Although he couldn’t attend Friday’s celebration since he and the Celtics were on a road trip in his hometown of Charlotte, Williams did participate in the groundbreaking ceremony last April. Team co-owner Steve Pagliuca and the Boston Celtics Shamrock Foundation felt privileged to be in a position to support the project with a financial contribution.
Of the significance of the memorial, Williams told Celtics.com, “It represents the growth and the embrace of our culture in the community as well as our culture in the world. It describes a sense of how America is on its way and has grown to not only make everyone feel equal, but making us all feel like we’re all meant to belong here. And, it just shows the growth of the city itself; how Boston used to be in the past, it’s not how it is now. It still has work to do, but it just shows that it’s a step in the right direction and we’re fortunate to be a part of it.”
As someone who embraces equality, encourages change, and is prideful of the progression of Boston culture, Williams is honored to use his platform to promote such a monument. Knowing the history that the Celtics have played in fighting for equality, being the first NBA team with an all-Black starting lineup and the first NBA franchise with a Black head coach, he is proud to represent them in such a manner.

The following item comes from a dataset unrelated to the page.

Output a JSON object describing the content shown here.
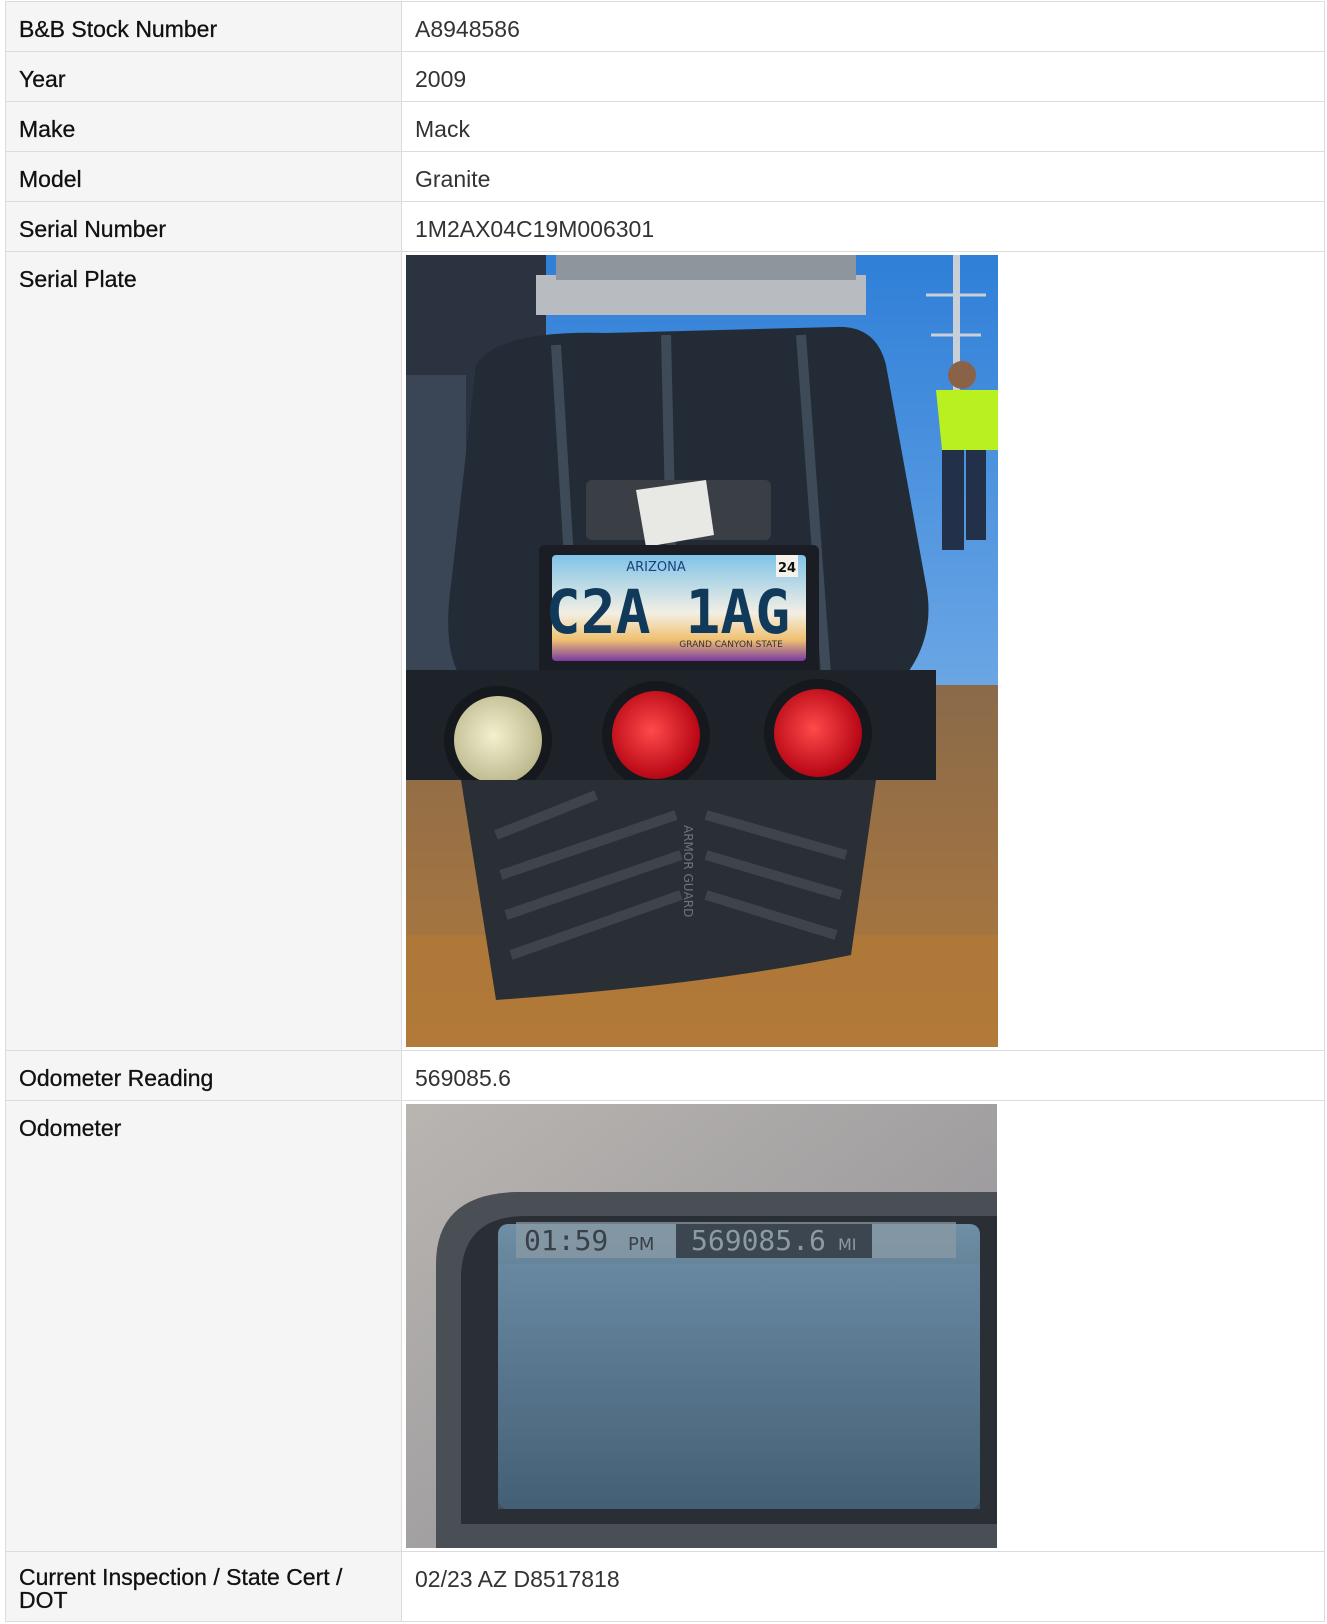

“It's something that my predecessors have done, it’s something that Bill Russell, one of my idols did, and it’s something that our community needs,” said Williams. “People in high-power positions, if they use their voice to speak up and speak out, that gives people that aren’t in those positions the right to do the same, even when they feel like they don’t have that right. It’s something that, if we can continue to do our part and encourage others to do theirs, there’s a lot of history that we can change, and also a lot of new history to be made.”
Boston mayor Michelle Wu spoke on the historical significance of the monument during Friday’s celebration in an interview with NBC10 Boston.
“We are a city that is often known for our history of way, way back – our very important role in the American Revolution and what it meant to stand up for freedom,” said Wu, the first woman, the first woman of color, and the first Asian American woman elected to serve as mayor of Boston. “But Boston and the values that we have here have played a role in shaping history all along the way in the most important fights of every generation and we are so honored that Boston’s legacy has intertwined with that of Reverend Martin Luther King Jr. and of Ms. Coretta Scott King. So, to have that be a part of our firmly embedded history, representing what our country is about, what our city is about, we hope that will spark conversation and draw people in even more.”
The monument is located at the perfect place to draw people in, right in the heart of one of the most trafficked tourist spots in the city. It’s also the first memorial erected on the Boston Common grounds in more than 30 years, and it can be found just south of the Visitor’s Center.
Artist Hank Willis Thomas encourages passersby to stroll across the granite walkway of the 1965 Freedom Plaza and step right inside the massive “Embrace” so that they can feel its powerful love.
“I feel like there’s almost a holy experience,” the memorial’s designer told NBC10 Boston, “because you look up and see the heavens through their embrace, and you can imagine that from a bird’s-eye view, they see you. Through that embrace, we all have the same potential that the Kings did.”
Experiencing that embrace will be one of the first things Williams does when he and the Celtics return from their road trip, and he encourages others to do the same.
“In the 100-plus years that my grandparents and great-grandparents lived, they were never able to see this,” Williams said of the monument and the progress it represents. “So for me to be able to be a part of it, as well as help inspire more moving forward, it’s a really grateful thing in my eyes.”